Olivia Weston, the 22-year-old house-mother at the Mission School, says she also has a part in this story; Raphael, Rat, Gardo, and Father Juilliard asked her to “write it down carefully.” Originally, she traveled to the area in order to surf and she visited Behala to deliver some money from her affluent parents. Olivia fell “in love” with the children living on the dumpsite, so she ended up staying and working at the school. Like Father Juilliard, Olivia is very fond of Jun (meaning Rat, who calls Olivia “Sister” or “Mother”) and she often gives him extra food and money. Jun’s way with adults is probably how a boy with nobody manages to survive.
Olivia’s fondness for Jun (meaning Rat) showcases his ability to charm adults into giving him money and food, another streetwise skill he likely cultivated from a life on the streets. This once again demonstrates that Rat is an emotionally intelligent boy despite his lack of education and resources. The fact that Rat needs to go to such lengths in order to survive reinforces the extreme poverty faced by children like him.
The day after Raphael returns from the police station, Jun brings him and Gardo to visit Olivia.
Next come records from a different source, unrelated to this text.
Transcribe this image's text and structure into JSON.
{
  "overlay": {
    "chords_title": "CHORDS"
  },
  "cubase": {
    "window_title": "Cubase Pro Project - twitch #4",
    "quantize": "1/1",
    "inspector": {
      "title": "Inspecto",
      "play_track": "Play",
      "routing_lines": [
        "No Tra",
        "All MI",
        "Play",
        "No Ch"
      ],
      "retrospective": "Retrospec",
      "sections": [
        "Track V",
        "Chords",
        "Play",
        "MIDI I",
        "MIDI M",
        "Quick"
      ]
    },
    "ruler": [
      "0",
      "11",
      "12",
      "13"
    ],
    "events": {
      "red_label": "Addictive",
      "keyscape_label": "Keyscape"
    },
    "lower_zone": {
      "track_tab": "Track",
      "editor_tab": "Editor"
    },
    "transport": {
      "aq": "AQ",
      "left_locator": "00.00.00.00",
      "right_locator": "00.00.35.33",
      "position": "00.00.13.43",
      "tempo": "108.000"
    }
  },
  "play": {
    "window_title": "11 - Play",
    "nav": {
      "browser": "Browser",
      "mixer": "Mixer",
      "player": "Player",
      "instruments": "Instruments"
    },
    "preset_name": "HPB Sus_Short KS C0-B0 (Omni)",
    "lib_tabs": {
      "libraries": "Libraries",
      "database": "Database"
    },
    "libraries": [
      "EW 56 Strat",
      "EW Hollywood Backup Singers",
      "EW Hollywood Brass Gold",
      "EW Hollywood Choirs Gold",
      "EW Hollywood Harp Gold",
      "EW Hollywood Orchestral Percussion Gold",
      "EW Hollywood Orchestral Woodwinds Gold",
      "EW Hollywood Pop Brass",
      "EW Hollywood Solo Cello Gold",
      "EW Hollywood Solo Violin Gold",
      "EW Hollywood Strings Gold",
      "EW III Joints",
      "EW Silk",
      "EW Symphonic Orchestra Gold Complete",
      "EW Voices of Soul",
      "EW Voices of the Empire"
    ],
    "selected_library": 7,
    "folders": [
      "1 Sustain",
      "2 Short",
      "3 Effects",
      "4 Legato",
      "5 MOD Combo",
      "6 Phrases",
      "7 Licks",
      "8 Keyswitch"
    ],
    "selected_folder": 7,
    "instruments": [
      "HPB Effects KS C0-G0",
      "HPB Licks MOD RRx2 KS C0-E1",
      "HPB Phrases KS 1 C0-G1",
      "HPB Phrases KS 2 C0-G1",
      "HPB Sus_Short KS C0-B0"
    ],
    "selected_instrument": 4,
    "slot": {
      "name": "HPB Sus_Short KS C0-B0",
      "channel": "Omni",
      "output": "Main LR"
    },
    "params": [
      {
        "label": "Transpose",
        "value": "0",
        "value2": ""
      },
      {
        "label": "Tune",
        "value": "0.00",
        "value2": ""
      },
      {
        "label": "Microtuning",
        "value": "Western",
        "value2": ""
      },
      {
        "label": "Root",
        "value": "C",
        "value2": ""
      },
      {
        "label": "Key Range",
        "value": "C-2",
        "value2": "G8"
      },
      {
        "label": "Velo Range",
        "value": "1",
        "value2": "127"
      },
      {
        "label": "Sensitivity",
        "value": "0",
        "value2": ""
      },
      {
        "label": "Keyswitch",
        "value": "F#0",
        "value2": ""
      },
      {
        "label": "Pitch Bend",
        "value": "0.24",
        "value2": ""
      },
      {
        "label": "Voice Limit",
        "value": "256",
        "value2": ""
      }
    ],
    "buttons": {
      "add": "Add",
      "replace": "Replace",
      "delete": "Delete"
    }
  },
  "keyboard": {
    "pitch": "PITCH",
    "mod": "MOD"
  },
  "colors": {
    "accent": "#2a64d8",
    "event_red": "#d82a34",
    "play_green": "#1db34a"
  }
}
When Raphael arrived at Behala, bloody and beaten, the whole neighborhood came out because when one of them is hurt, “everyone feels the wound.” Olivia notices Raphael’s battered face and she wonders how somebody could do that to a child. Gardo looks forlorn as Jun explains that Gardo has no family and he will lose his home unless he gets some papers to his grandfather, who was falsely arrested because of “corruption,” in prison. Since Olivia is a foreigner, she can say she’s a social worker and they’ll let her through. The boys look desperate, and though Olivia is bewildered by this story, her heart breaks for Gardo—which is how she finds herself in a taxi to Colva Prison.
The collective pain that Behala’s residents express at Raphael’s abuse highlights the strong sense of empathy and community in this little corner of the city, which makes the difficulties of life in such poverty more bearable. Once again, the boys display their strategic and emotional intelligence when they’re able to trick Olivia into taking them to Colva Prison. She appears to be no match for their wily smarts, despite her educated and clearly affluent background.
Olivia says that her vanity allowed the boys to manipulate her. She takes Gardo alone with her, stopping on the way to get him some new clothes since even his best clothes are stiff with dirt. She’s surprised at how carefully Gardo chose them and that he wants the most expensive ones. After some negotiation, she pays for a whole new outfit on her credit card because she knows a dumpsite boy won’t be let into Colva Prison. Olivia is taken aback by how handsome Gardo looks with clean clothes and shoes on. His radiance and happiness melt her heart.
Gardo’s transformation shows how easily children could be saved from the poverty they are condemned to, hinting that their plight is at least in part a function of society’s failure to step in and help. The fact that Gardo needs clean clothes to gain access to public spaces like Colva Prison also implies that society’s poorest children are typically shunned or avoided.